Yesterday evening (31 March) the Department of Health and Social Care released new social care guidance under the Coronavirus Act 2020, which could see care temporarily suspended for many disabled people.
Care and support
800,000 people across the UK rely on home visits from carers to provide essential daily care. Many more are cared for by their family, who do so unpaid.
Carers provide essential support to people around the country, but the current COVID-19 outbreak means that many carers are unable to visit their clients and deliver the vital services they need.
In 2019, we shone a spotlight on the definition of autism under the Mental Health Act. Defined as a mental disorder under the act, many autistic people have faced detention and inappropriate care. We return to the issue, to uncover what has progressed in the last 12 months.
With restrictions placed on how often you can leave the house, finding ways to exercise in your own home is key.
Self-isolating or social distancing are terms that we’ve all come accustomed to hearing. Our columnist Tim Rushby-Smith shares his experiences.
One of the most powerful organs in our body: the brain. It controls our movement, thoughts, feelings and makes us who we are. Acquiring a brain injury can turn lives upside down, for the person directly affected and their carers. However, there is life after brain injury.
Last night, thousands of us around the country came together to clap for those on the frontline of the Coronavirus outbreak: the medical staff treating people in the NHS, the carers, support workers and all key workers at this time.
Today (27 March) it’s time to put your thinking cap on and find creative ways to raise awareness for brain tumour research.
Throughout the last week, the Department for Work and Pensions (DWP) have been answering your questions on benefits and how they are affected by the current coronavirus lockdown.
Tomorrow (26 March) is Purple Day, which raises awareness about epilepsy. A condition which is often misunderstood, Purple Day aims to set straight any misconceptions and bring together people who are living with the condition.
Across the UK and worldwide, medical professionals are working tirelessly to ensure we all stay healthy during the COIVD-19 pandemic, and we want to help celebrate their work.
As people across the UK settle in for the first full day of what has been dubbed a lockdown, we look at what it means for you and the general public.
During stressful times as these, it’s more important than ever to look after your mental health and make it as much of a priority as your physical health.
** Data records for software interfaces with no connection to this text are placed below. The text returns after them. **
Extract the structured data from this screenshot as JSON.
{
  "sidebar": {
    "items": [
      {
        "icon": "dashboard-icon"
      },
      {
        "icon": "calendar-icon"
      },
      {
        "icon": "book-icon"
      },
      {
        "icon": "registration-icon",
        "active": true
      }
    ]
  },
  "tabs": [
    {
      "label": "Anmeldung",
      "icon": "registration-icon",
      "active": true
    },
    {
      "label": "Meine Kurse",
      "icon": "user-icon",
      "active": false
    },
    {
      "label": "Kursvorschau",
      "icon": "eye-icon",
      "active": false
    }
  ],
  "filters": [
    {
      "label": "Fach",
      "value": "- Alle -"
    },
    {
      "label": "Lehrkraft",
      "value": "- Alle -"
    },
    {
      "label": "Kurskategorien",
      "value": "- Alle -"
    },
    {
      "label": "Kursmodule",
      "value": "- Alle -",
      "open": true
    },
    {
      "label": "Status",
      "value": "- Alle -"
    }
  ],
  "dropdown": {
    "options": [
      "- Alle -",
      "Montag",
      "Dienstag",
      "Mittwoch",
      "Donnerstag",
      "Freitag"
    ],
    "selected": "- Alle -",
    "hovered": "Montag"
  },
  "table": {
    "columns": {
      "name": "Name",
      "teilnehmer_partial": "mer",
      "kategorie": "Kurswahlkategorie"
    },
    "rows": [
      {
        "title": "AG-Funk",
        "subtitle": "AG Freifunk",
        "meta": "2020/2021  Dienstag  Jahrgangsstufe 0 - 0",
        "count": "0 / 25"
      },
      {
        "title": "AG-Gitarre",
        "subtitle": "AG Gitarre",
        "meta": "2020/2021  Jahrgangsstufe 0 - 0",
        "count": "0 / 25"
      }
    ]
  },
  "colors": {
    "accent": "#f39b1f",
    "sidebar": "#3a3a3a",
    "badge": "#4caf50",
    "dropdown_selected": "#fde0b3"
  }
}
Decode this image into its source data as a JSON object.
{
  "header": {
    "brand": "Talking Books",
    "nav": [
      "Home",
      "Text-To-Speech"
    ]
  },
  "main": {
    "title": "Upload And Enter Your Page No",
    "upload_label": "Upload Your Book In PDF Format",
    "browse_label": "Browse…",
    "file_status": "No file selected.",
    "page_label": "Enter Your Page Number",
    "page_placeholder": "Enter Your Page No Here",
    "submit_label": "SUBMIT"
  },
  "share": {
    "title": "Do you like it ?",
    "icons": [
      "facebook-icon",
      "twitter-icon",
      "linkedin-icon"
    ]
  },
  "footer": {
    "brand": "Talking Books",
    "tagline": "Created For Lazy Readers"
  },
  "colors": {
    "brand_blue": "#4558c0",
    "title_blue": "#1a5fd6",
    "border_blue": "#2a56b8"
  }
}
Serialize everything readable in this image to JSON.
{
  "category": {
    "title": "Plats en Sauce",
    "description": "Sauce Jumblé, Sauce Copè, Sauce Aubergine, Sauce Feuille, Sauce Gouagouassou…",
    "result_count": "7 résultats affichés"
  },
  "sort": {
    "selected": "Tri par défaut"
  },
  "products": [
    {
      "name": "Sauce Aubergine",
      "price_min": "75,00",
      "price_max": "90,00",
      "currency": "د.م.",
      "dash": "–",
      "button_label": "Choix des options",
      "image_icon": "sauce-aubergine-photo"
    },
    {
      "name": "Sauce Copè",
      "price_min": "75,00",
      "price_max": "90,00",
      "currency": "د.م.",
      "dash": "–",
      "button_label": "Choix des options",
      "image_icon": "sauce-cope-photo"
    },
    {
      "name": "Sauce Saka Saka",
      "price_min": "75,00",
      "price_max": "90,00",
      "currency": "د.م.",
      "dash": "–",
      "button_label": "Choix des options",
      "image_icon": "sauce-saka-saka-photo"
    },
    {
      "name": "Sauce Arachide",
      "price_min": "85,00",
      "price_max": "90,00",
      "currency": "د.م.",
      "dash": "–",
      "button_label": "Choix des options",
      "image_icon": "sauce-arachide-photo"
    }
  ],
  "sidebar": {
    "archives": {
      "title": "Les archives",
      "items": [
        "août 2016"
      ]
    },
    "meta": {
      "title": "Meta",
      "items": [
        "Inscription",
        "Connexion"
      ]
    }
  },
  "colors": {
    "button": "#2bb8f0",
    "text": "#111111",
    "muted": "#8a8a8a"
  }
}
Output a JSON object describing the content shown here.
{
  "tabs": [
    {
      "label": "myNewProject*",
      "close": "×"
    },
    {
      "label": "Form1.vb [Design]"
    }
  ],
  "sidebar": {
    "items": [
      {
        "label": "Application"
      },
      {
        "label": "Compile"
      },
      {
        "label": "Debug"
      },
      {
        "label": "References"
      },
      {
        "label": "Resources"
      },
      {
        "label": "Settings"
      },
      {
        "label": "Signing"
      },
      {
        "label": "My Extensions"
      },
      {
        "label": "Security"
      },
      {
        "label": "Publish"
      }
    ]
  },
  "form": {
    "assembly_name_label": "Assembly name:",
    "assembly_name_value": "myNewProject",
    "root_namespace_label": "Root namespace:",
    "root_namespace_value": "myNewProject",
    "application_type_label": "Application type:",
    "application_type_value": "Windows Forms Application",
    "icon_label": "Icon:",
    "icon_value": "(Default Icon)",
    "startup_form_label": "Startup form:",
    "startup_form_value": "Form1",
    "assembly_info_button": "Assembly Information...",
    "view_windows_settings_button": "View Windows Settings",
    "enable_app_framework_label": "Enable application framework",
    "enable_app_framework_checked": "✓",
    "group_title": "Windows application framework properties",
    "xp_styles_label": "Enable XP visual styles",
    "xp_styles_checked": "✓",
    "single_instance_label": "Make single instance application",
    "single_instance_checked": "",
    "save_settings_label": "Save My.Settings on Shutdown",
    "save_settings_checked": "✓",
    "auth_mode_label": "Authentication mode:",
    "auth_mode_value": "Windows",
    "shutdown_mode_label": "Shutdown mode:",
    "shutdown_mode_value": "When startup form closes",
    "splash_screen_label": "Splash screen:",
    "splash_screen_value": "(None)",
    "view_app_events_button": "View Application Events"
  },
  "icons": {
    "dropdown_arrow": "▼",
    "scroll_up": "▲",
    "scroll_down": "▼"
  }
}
At times like these, it can become quite easy for feelings of loneliness to creep in, particularly if you’re social distancing or self-isolating.